» **What you have to do**
Your output must match the records below character for character.

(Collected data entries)
◇ ◇ ◇ ◇

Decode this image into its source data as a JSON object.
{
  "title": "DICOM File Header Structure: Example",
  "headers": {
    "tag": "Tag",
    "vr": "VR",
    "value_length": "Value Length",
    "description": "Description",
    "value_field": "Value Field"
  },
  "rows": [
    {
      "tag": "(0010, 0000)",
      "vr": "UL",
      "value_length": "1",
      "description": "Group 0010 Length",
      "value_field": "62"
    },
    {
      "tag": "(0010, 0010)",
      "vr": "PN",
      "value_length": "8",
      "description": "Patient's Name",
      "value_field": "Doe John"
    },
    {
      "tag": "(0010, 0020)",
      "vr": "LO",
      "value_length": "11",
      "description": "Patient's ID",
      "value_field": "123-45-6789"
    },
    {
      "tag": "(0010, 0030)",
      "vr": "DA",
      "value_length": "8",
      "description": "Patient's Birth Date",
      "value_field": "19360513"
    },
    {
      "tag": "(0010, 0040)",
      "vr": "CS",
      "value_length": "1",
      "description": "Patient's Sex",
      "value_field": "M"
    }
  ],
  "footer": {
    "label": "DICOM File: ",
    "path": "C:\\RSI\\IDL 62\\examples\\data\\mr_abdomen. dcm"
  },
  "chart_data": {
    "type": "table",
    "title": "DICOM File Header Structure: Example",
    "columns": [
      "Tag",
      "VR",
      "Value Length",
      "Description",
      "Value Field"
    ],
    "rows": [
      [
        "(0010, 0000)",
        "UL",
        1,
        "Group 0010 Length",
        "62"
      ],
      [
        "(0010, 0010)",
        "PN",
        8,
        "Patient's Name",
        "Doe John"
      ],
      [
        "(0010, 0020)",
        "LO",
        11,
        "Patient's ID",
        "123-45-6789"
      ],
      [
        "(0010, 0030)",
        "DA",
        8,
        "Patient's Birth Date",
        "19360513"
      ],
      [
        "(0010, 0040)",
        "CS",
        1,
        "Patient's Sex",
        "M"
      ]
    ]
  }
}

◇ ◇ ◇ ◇

» **Answer box**
Decode this image into its source data as a JSON object.
{
  "title": "DICOM File Header Structure: Example",
  "headers": {
    "tag": "Tag",
    "vr": "VR",
    "value_length": "Value Length",
    "description": "Description",
    "value_field": "Value Field"
  },
  "rows": [
    {
      "tag": "(0010, 0000)",
      "vr": "UL",
      "value_length": "1",
      "description": "Group 0010 Length",
      "value_field": "62"
    },
    {
      "tag": "(0010, 0010)",
      "vr": "PN",
      "value_length": "8",
      "description": "Patient's Name",
      "value_field": "Doe John"
    },
    {
      "tag": "(0010, 0020)",
      "vr": "LO",
      "value_length": "11",
      "description": "Patient's ID",
      "value_field": "123-45-6789"
    },
    {
      "tag": "(0010, 0030)",
      "vr": "DA",
      "value_length": "8",
      "description": "Patient's Birth Date",
      "value_field": "19360513"
    },
    {
      "tag": "(0010, 0040)",
      "vr": "CS",
      "value_length": "1",
      "description": "Patient's Sex",
      "value_field": "M"
    }
  ],
  "footer": {
    "label": "DICOM File: ",
    "path": "C:\\RSI\\IDL 62\\examples\\data\\mr_abdomen. dcm"
  },
  "chart_data": {
    "type": "table",
    "title": "DICOM File Header Structure: Example",
    "columns": [
      "Tag",
      "VR",
      "Value Length",
      "Description",
      "Value Field"
    ],
    "rows": [
      [
        "(0010, 0000)",
        "UL",
        1,
        "Group 0010 Length",
        "62"
      ],
      [
        "(0010, 0010)",
        "PN",
        8,
        "Patient's Name",
        "Doe John"
      ],
      [
        "(0010, 0020)",
        "LO",
        11,
        "Patient's ID",
        "123-45-6789"
      ],
      [
        "(0010, 0030)",
        "DA",
        8,
        "Patient's Birth Date",
        "19360513"
      ],
      [
        "(0010, 0040)",
        "CS",
        1,
        "Patient's Sex",
        "M"
      ]
    ]
  }
}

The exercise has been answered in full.